Saskatchewan is the perfect base to help combat the world’s biggest challenges, with 651,900 km2 of arable farmland, millions of acres for crop production and strong agricultural exports that enable progressive research on food security.
Meanwhile, the Saskatchewan River Basin is being developed as a high-quality observatory for hydrology researchers to monitor the Canadian Rocky Mountains, the boreal forest and the Prairies.
This—and much more—explains why top-notch researchers are flocking to the University of Saskatchewan (USask).
At the university’s College of Arts and Science, researchers are leading global progress in more than 60 areas of study.
Their work truly changes the world. Thanks to a commitment to community-engaged research and knowledge mobilization, USask research goes beyond just publishing an academic journal or textbook.
At the Global Institute for Food Security (GIFS), computational biologist Dave Schneider is integrating computer science and big-data analytics with plant molecular and cell biology research to better understand how crops adapt to and thrive in less than optimal settings.
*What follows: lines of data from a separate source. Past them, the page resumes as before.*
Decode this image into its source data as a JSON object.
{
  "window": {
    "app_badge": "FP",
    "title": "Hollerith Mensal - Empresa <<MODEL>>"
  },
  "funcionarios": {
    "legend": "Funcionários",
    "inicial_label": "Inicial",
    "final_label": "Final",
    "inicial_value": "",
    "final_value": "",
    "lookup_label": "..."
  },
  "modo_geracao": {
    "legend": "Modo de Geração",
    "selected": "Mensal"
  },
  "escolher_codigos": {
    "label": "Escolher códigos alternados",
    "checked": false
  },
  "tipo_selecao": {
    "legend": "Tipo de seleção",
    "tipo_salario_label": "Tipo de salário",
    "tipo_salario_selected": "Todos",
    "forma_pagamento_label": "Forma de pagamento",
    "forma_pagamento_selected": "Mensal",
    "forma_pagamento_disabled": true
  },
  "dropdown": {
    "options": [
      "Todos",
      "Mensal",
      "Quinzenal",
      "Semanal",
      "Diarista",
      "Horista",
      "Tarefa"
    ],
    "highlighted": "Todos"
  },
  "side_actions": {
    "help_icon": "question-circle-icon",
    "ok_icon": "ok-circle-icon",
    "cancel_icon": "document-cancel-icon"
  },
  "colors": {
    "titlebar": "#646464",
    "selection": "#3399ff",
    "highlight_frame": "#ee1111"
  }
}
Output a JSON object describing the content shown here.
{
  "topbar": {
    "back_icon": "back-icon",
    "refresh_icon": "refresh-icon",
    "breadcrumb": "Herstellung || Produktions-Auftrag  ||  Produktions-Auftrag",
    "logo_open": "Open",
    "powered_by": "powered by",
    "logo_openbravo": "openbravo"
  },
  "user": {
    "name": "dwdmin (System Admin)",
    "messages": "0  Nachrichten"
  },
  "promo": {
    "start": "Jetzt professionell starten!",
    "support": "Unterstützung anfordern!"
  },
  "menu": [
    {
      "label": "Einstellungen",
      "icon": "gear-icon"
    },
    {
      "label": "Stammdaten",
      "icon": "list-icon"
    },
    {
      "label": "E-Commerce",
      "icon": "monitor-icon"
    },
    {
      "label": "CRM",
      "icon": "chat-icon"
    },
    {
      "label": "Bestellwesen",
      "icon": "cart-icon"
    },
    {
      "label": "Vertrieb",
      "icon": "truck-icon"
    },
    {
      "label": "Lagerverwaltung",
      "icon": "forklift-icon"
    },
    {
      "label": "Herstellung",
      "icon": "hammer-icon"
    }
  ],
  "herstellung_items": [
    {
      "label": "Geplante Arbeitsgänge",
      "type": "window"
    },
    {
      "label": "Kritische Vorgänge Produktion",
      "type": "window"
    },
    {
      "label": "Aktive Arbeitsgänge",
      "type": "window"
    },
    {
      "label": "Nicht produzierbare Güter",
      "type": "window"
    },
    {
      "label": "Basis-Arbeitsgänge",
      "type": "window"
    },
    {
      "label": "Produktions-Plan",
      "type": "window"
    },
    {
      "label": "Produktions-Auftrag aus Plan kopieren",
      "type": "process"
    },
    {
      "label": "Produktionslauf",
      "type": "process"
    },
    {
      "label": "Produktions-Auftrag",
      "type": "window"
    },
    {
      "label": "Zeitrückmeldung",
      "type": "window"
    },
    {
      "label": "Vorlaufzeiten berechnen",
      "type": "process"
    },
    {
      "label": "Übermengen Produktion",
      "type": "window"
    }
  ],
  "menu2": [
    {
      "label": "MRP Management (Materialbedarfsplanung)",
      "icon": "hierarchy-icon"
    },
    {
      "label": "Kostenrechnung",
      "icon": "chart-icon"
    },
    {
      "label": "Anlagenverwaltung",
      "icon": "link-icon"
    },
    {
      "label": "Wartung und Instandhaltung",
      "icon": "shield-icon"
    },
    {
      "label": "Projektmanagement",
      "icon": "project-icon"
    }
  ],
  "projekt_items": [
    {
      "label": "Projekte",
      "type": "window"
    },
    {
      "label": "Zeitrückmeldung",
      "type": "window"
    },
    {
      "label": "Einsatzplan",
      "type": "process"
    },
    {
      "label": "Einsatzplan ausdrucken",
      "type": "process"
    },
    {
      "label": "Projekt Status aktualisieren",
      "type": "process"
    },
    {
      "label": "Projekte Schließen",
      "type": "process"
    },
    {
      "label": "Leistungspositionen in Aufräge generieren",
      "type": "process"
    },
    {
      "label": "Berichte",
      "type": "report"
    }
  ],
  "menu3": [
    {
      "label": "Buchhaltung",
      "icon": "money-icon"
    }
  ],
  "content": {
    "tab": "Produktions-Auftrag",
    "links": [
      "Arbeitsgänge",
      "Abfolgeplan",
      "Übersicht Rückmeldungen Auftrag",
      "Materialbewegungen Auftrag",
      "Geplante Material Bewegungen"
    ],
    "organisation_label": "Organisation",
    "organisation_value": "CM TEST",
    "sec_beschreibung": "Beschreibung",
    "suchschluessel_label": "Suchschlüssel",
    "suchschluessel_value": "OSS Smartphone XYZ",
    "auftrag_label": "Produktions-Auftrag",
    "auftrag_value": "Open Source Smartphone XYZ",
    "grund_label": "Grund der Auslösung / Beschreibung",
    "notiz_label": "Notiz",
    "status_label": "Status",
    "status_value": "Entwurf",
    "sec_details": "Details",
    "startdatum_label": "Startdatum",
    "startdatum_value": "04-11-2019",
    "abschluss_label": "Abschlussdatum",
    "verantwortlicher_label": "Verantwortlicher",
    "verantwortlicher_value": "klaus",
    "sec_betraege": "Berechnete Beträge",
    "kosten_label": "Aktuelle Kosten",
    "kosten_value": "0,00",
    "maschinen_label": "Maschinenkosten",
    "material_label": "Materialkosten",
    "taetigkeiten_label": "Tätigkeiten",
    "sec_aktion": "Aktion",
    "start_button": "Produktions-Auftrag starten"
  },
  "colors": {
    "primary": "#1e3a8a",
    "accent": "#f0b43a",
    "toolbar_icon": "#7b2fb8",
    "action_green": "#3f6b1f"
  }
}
Schneider was recently recruited by renowned plant scientist Leon Kochian for his $20-million Canadian government-funded research program in food systems and security.
“Leon is trying to create an environment where students are being mentored not just in biology but also in the computational and statistical methods needed to understand the meaning of the experiments they conduct,” says Schneider.
“It’s training the students and post-doctoral fellows to be more self-sufficient in a way not being done elsewhere.”
Over at the Global Institute for Water Security (GIWS), researchers are developing the crucial modelling tools, techniques and policies to sustainably manage the world’s freshwater resources in an era of unprecedented climate change.
Newly-recruited NASA Jet Propulsion Laboratory senior water scientist Jay Famiglietti will work as the Canada 150 Research Chair in Hydrology and Remote Sensing, tracking how freshwater availability is changing around the world using next-generation computer models.
It’s exciting work that will have an “impact around the world”, according to USask Vice-President of Research, Karen Chad.
“With a warming climate, changing extremes of flooding and drought and increased food production demands, the world’s freshwater resources are under unprecedented levels of stress,” says Famiglietti.
“Without technological advances and new approaches to water management, I see a future in which we will be very challenged to produce the food that we need for this growing world population. I am excited to be joining the outstanding team at the U of S, which is helping to address this critically important global challenge.”
USask students in the combined arts and science bachelor’s programs will be among the biggest benefactors from the arrival of these world-class scientists and researchers to their campus.
For these programs, the Canadian public research university offers these options as majors: environment and society, health studies and interactive systems design. Their unique, modern and interdisciplinary features are noteworthy.
In the environment and society program, students are exposed a broad range of areas related to the environment. It takes the approach that preparing students for employment and further study related to the environment requires an understanding of environmental science, resource management, environmental philosophy, policy and environmental studies.
Health studies, on the other hand, is where students specialize in science, social sciences and the humanities/fine arts. Using an integrative perspective, students learn how the various aspects of health and wellness, including mental health, are understood within the context of interrelated systems such as the individual, society, culture and the environment.
The goal for the interactive systems design program is to produce graduates trained in every aspect of the design and development of interactive systems. Combining courses in art and art history, psychology and computer science, students develop knowledge and skills in several critical areas: principles of visual communication; critical approaches to visual systems; fundamentals of human perception, memory and cognition; and the principles of computation and programming needed to design, build and evaluate games and interactive systems.
The College of Arts and Science has a history illustrated with examples of award-winning breakthroughs arising from the union of several disciplines. From the work of cognitive scientist and philosopher Paul Thagard, to scientist and Ducks Unlimited Canada CEO Karla Guyn; the College’s Alumni of Influence demonstrate an impressive track record for producing graduates and research that matter.
College of Arts and Science Dean Peta Bonham-Smith describes it best: “Great discoveries occur when we connect old ideas together in ways no one else imagined.”
For more information on the U of S, click here.